Why the snippets are different is a very good question.
Bot 1 rips through the site and will index anything and everything. This bot is smart enough to follow sort queries and all sorts of other stuff that will cause issues.
Bot 2 comes around (at a later time) and does a comparison for dup content. It now has to determine which of the dup content to keep. Which one it keeps seems to be related to the number of inbound links and/or PR the page has.
I think in Wiki's case, you'll see duplicate listings appear sporadically. It takes a bit of time for Googlebot to process all of that data and "do the right thing".
I think that's why we see such wild fluctuations in the page counts when doing site: searches. Google is "continually" merging and purging. ;)
In referece to case issues, Google's smart and understands that there could be a case sensitive URI structure. So, it ends up indexing both upper and lower case versions but will eventually purge one of them, usually the upper case version unless of course you are case sensitive.
This is where harnessing the bot comes into play. Preventing the indexing of sort queries, case issues, anything that should NOT be getting indexed and/or followed. There are all sorts of ways to implement these strategies too. You gotta be careful though! ;)
Think of it this way, let's say that you only had one chance of getting Googlebot to index your site once a month. And, let's say that there was a limit on the number of pages it would index. Wouldn't you want to make sure that the bot was not bouncing around your site generating sort queries, etc?
I have pages and pages of insanely relevant URLs that are on page 3 or 7 or 12 of G, and totally crap wikpedia pages are on page 1, either the top or second listing.
Google as many users searching for the page is ultimately unable to detect if the words written are from an expert or not. The very fact that you are searching for an answer makes most users not an expert in a subject obviously.
Now that idiotic assumption that searchers are the ones able to judge by providing linking brought WP up where it is now.
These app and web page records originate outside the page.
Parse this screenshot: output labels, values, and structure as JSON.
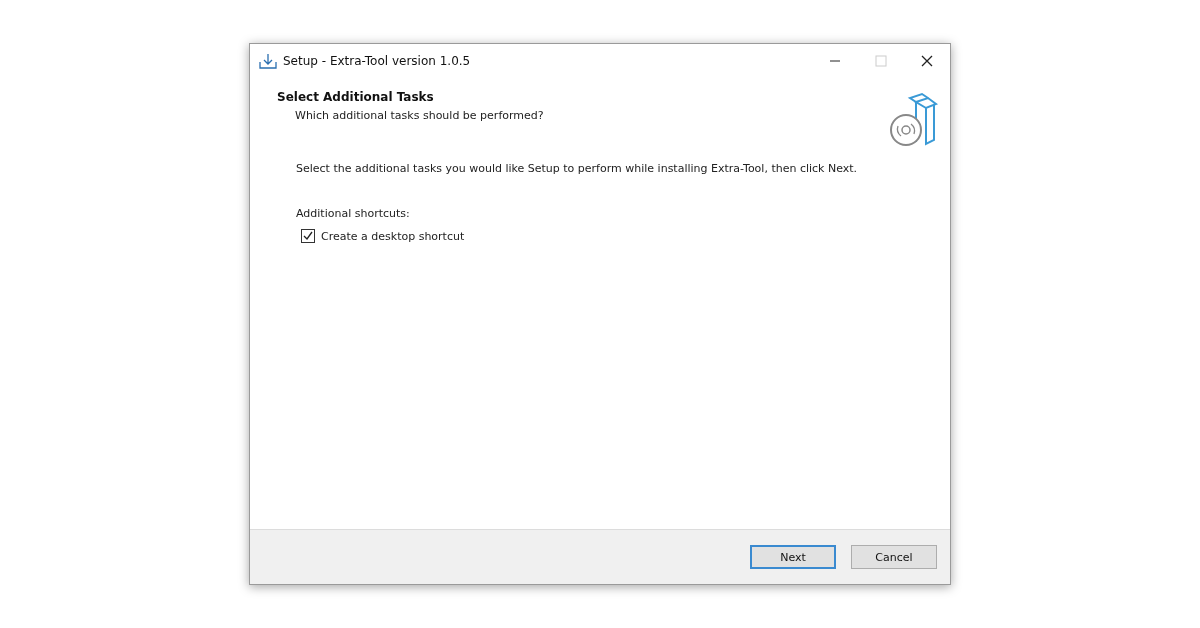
{
  "window": {
    "title": "Setup - Extra-Tool version 1.0.5"
  },
  "header": {
    "title": "Select Additional Tasks",
    "subtitle": "Which additional tasks should be performed?"
  },
  "instructions": "Select the additional tasks you would like Setup to perform while installing Extra-Tool, then click Next.",
  "group_label": "Additional shortcuts:",
  "tasks": [
    {
      "label": "Create a desktop shortcut",
      "checked": true
    }
  ],
  "buttons": [
    {
      "label": "Next",
      "default": true
    },
    {
      "label": "Cancel",
      "default": false
    }
  ]
}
Even if G has changed it's algo now ... old wisdom installed something like peer review, which is still flawed by nepotism, but I guess better than an algorithm programmed by a few.